++++ Data provided

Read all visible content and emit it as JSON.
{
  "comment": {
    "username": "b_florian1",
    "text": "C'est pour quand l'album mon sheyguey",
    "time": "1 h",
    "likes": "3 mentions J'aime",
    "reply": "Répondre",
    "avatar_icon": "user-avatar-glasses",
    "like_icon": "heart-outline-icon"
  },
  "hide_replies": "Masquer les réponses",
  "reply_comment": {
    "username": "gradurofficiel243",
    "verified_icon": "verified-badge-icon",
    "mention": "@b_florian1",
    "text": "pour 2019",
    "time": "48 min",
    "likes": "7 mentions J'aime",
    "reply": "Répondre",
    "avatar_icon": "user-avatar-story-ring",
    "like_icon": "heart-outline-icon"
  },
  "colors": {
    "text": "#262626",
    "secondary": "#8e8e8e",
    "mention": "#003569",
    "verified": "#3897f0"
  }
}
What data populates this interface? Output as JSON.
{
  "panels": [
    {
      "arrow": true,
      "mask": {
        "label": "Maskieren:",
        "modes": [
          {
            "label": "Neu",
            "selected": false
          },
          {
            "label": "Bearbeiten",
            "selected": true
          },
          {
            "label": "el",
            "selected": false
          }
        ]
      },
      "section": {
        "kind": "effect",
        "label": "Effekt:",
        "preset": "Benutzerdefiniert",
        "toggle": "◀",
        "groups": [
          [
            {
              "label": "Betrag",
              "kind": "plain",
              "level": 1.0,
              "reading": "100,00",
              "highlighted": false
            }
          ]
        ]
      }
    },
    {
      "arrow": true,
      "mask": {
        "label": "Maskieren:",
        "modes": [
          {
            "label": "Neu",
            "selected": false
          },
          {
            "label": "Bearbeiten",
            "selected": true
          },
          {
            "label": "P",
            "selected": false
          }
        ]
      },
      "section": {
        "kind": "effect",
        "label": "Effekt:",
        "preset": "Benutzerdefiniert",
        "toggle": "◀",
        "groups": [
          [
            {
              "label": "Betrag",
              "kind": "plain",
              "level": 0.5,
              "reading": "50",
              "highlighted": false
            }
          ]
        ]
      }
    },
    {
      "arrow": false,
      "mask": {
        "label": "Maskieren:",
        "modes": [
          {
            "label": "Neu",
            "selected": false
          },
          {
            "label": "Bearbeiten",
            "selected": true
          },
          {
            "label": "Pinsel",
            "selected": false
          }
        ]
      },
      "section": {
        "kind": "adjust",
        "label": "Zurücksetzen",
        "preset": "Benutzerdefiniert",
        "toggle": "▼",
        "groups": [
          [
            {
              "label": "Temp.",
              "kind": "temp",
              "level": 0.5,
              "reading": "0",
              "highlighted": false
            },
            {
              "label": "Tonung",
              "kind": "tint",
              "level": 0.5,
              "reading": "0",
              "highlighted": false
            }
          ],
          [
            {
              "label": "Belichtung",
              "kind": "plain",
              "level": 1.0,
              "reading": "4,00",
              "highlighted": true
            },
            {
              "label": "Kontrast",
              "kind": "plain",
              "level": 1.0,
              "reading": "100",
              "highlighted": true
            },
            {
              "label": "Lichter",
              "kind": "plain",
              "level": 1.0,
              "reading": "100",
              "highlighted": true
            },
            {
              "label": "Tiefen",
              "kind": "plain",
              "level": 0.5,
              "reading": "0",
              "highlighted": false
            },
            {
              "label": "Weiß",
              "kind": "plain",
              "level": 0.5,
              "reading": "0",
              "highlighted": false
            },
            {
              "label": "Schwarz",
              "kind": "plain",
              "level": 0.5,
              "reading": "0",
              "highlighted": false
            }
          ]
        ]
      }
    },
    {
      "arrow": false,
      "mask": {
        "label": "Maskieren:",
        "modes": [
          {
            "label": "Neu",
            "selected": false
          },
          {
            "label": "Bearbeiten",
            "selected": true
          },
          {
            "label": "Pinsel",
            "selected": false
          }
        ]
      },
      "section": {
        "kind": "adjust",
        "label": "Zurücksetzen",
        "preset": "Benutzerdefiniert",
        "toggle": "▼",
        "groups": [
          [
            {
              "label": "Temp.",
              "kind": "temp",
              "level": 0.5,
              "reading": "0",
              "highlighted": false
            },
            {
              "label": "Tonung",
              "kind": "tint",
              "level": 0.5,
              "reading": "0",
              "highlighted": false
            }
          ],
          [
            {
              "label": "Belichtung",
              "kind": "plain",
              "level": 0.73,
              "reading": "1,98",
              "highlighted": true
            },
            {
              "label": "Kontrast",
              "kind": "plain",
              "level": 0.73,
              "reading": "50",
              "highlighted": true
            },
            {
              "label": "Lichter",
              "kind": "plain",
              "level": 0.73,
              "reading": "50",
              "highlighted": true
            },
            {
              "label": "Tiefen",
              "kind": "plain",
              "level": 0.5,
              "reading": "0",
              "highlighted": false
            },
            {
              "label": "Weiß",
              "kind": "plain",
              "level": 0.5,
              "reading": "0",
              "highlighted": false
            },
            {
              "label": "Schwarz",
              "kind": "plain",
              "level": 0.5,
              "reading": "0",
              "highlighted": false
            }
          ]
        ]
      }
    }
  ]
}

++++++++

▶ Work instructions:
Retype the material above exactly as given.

▶ Answer section:
Read all visible content and emit it as JSON.
{
  "comment": {
    "username": "b_florian1",
    "text": "C'est pour quand l'album mon sheyguey",
    "time": "1 h",
    "likes": "3 mentions J'aime",
    "reply": "Répondre",
    "avatar_icon": "user-avatar-glasses",
    "like_icon": "heart-outline-icon"
  },
  "hide_replies": "Masquer les réponses",
  "reply_comment": {
    "username": "gradurofficiel243",
    "verified_icon": "verified-badge-icon",
    "mention": "@b_florian1",
    "text": "pour 2019",
    "time": "48 min",
    "likes": "7 mentions J'aime",
    "reply": "Répondre",
    "avatar_icon": "user-avatar-story-ring",
    "like_icon": "heart-outline-icon"
  },
  "colors": {
    "text": "#262626",
    "secondary": "#8e8e8e",
    "mention": "#003569",
    "verified": "#3897f0"
  }
}
What data populates this interface? Output as JSON.
{
  "panels": [
    {
      "arrow": true,
      "mask": {
        "label": "Maskieren:",
        "modes": [
          {
            "label": "Neu",
            "selected": false
          },
          {
            "label": "Bearbeiten",
            "selected": true
          },
          {
            "label": "el",
            "selected": false
          }
        ]
      },
      "section": {
        "kind": "effect",
        "label": "Effekt:",
        "preset": "Benutzerdefiniert",
        "toggle": "◀",
        "groups": [
          [
            {
              "label": "Betrag",
              "kind": "plain",
              "level": 1.0,
              "reading": "100,00",
              "highlighted": false
            }
          ]
        ]
      }
    },
    {
      "arrow": true,
      "mask": {
        "label": "Maskieren:",
        "modes": [
          {
            "label": "Neu",
            "selected": false
          },
          {
            "label": "Bearbeiten",
            "selected": true
          },
          {
            "label": "P",
            "selected": false
          }
        ]
      },
      "section": {
        "kind": "effect",
        "label": "Effekt:",
        "preset": "Benutzerdefiniert",
        "toggle": "◀",
        "groups": [
          [
            {
              "label": "Betrag",
              "kind": "plain",
              "level": 0.5,
              "reading": "50",
              "highlighted": false
            }
          ]
        ]
      }
    },
    {
      "arrow": false,
      "mask": {
        "label": "Maskieren:",
        "modes": [
          {
            "label": "Neu",
            "selected": false
          },
          {
            "label": "Bearbeiten",
            "selected": true
          },
          {
            "label": "Pinsel",
            "selected": false
          }
        ]
      },
      "section": {
        "kind": "adjust",
        "label": "Zurücksetzen",
        "preset": "Benutzerdefiniert",
        "toggle": "▼",
        "groups": [
          [
            {
              "label": "Temp.",
              "kind": "temp",
              "level": 0.5,
              "reading": "0",
              "highlighted": false
            },
            {
              "label": "Tonung",
              "kind": "tint",
              "level": 0.5,
              "reading": "0",
              "highlighted": false
            }
          ],
          [
            {
              "label": "Belichtung",
              "kind": "plain",
              "level": 1.0,
              "reading": "4,00",
              "highlighted": true
            },
            {
              "label": "Kontrast",
              "kind": "plain",
              "level": 1.0,
              "reading": "100",
              "highlighted": true
            },
            {
              "label": "Lichter",
              "kind": "plain",
              "level": 1.0,
              "reading": "100",
              "highlighted": true
            },
            {
              "label": "Tiefen",
              "kind": "plain",
              "level": 0.5,
              "reading": "0",
              "highlighted": false
            },
            {
              "label": "Weiß",
              "kind": "plain",
              "level": 0.5,
              "reading": "0",
              "highlighted": false
            },
            {
              "label": "Schwarz",
              "kind": "plain",
              "level": 0.5,
              "reading": "0",
              "highlighted": false
            }
          ]
        ]
      }
    },
    {
      "arrow": false,
      "mask": {
        "label": "Maskieren:",
        "modes": [
          {
            "label": "Neu",
            "selected": false
          },
          {
            "label": "Bearbeiten",
            "selected": true
          },
          {
            "label": "Pinsel",
            "selected": false
          }
        ]
      },
      "section": {
        "kind": "adjust",
        "label": "Zurücksetzen",
        "preset": "Benutzerdefiniert",
        "toggle": "▼",
        "groups": [
          [
            {
              "label": "Temp.",
              "kind": "temp",
              "level": 0.5,
              "reading": "0",
              "highlighted": false
            },
            {
              "label": "Tonung",
              "kind": "tint",
              "level": 0.5,
              "reading": "0",
              "highlighted": false
            }
          ],
          [
            {
              "label": "Belichtung",
              "kind": "plain",
              "level": 0.73,
              "reading": "1,98",
              "highlighted": true
            },
            {
              "label": "Kontrast",
              "kind": "plain",
              "level": 0.73,
              "reading": "50",
              "highlighted": true
            },
            {
              "label": "Lichter",
              "kind": "plain",
              "level": 0.73,
              "reading": "50",
              "highlighted": true
            },
            {
              "label": "Tiefen",
              "kind": "plain",
              "level": 0.5,
              "reading": "0",
              "highlighted": false
            },
            {
              "label": "Weiß",
              "kind": "plain",
              "level": 0.5,
              "reading": "0",
              "highlighted": false
            },
            {
              "label": "Schwarz",
              "kind": "plain",
              "level": 0.5,
              "reading": "0",
              "highlighted": false
            }
          ]
        ]
      }
    }
  ]
}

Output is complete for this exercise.